Introduction: South Africa continues to go through transformation with affirmative action affording previously disadvantaged groups the opportunity to build careers they previously could not pursue. Since 1994, there has been a slow increase in the number of women and previously disadvantaged groups joining the leadership ranks of South African organisations. Statistics reveal that the South African professional world currently has 20.9 percentage of women in leadership positions. In terms of Africans, Indians and coloureds, statistics reveal the following for the Gauteng Province: African males comprise 9.7 percent while African females are a mere 4.8 percent. The numbers are quite small for Indians and coloureds with Indian males at 5.9 percent and Indian females at 2.1 percent. Coloured males comprise 1.9 percent and coloured females are 1.0 percent. While there has been a good deal of research documenting the dearth of these groups in the workplace and the slow pace of transformation, there has been less research about how they lead and particularly whether they are able to be authentic leaders.
This question is important because leadership positions continue to be dominated by Whites, particularly White males. To the extent this group has historically dominated leadership positions, they have also shaped preferred leadership styles. Previous research has found that leaders who do not fit the dominant leader prototype of a White male can practice authentic leadership.
The purpose of this study is to explore gender and ethnic differences in the relationship between ethnic identity and the practice of authentic leadership among South African leaders.
Motivation for the study
Previous research suggests that leaders who identify with their ethnic groups, irrespective of whether they fit the leader prototype or not; they are able to lead authentically. Given this research and the South African context the study was interested in understanding whether there are ethnic and gender differences in the perceived practice of authentic leadership. Authentic leaders are described as leaders who are self-aware, who lead in a way that is congruent with their identity. Proponents of authentic leadership theory argue authentic leaders are embedded in their values and moral standards and remain true to these in how they lead and relate to followers. Therefore this study was interested in determining the level of authenticity in South African leaders and to determine whether this was influenced by the level of identification with their ethnicity.
Research design, approach and method
A quantitative method was adopted to examine the research question. A questionnaire consisting of measures of ethnic identity and authentic leadership as well as demographic information was used to collect data.
A sample was comprised of one hundred and seventy seven African and White male and female leaders. They worked in organisations in the Gauteng province, particularly in Pretoria and Johannesburg and each of them participated in the study; providing information about their perceived level of authentic leadership and ethnic identity.
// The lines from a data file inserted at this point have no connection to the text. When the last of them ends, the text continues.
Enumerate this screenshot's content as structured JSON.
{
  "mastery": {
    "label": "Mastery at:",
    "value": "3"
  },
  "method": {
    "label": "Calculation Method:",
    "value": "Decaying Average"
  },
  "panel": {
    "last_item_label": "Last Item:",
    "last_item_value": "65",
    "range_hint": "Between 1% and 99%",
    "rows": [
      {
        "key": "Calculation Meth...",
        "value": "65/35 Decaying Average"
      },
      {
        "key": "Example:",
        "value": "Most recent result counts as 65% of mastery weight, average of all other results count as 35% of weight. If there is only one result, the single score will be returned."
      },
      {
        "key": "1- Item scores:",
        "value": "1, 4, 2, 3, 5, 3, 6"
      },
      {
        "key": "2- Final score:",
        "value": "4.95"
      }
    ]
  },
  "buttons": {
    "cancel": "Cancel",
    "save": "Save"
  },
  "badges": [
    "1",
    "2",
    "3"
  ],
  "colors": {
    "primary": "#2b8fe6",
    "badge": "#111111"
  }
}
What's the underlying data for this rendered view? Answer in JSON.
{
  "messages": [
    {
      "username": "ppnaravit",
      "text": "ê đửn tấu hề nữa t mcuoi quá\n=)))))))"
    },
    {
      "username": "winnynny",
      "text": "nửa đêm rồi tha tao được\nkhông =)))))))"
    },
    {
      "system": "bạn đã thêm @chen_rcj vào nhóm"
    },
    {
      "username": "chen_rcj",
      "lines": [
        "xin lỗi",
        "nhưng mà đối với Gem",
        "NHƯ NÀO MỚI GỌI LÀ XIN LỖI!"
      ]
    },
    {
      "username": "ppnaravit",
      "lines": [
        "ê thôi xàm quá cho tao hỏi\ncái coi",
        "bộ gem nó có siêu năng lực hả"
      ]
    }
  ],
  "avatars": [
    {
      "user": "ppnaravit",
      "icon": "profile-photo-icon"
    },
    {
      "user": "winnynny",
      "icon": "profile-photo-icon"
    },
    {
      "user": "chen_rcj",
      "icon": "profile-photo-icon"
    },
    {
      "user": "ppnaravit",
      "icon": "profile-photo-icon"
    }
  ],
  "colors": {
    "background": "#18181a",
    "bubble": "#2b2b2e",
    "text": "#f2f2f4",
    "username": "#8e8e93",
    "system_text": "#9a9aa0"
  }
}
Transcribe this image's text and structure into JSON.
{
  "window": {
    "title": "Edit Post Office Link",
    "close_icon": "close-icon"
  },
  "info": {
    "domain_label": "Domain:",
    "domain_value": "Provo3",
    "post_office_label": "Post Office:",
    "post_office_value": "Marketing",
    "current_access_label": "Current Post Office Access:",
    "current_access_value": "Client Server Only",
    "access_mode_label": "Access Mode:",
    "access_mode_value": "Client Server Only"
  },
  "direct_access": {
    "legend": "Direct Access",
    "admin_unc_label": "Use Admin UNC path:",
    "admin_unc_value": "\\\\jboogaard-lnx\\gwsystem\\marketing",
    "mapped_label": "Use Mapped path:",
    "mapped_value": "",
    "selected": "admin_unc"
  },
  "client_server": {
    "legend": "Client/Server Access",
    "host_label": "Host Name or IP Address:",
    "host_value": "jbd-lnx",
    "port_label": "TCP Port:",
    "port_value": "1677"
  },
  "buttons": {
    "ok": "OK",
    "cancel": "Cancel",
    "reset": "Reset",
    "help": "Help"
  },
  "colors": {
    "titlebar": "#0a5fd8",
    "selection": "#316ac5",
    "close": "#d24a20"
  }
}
The results indicated that leaders from the Gauteng region who identify strongly with their ethnic groups perceived that, irrespective of their ethnic group membership or gender; they are able to lead authentically. However, there were differences in the degree to which this relationship occurred. Four hypothesis were tested and of the four, three indicated (i) a positive correlation between ethnic identity and authentic leadership, (ii) significant gender differences in the relationship between ethnic identity and authentic leadership and (iii) significant intersectional differences in the relationships.
The implications of these findings for research and practice are discussed as well as suggestions for future research.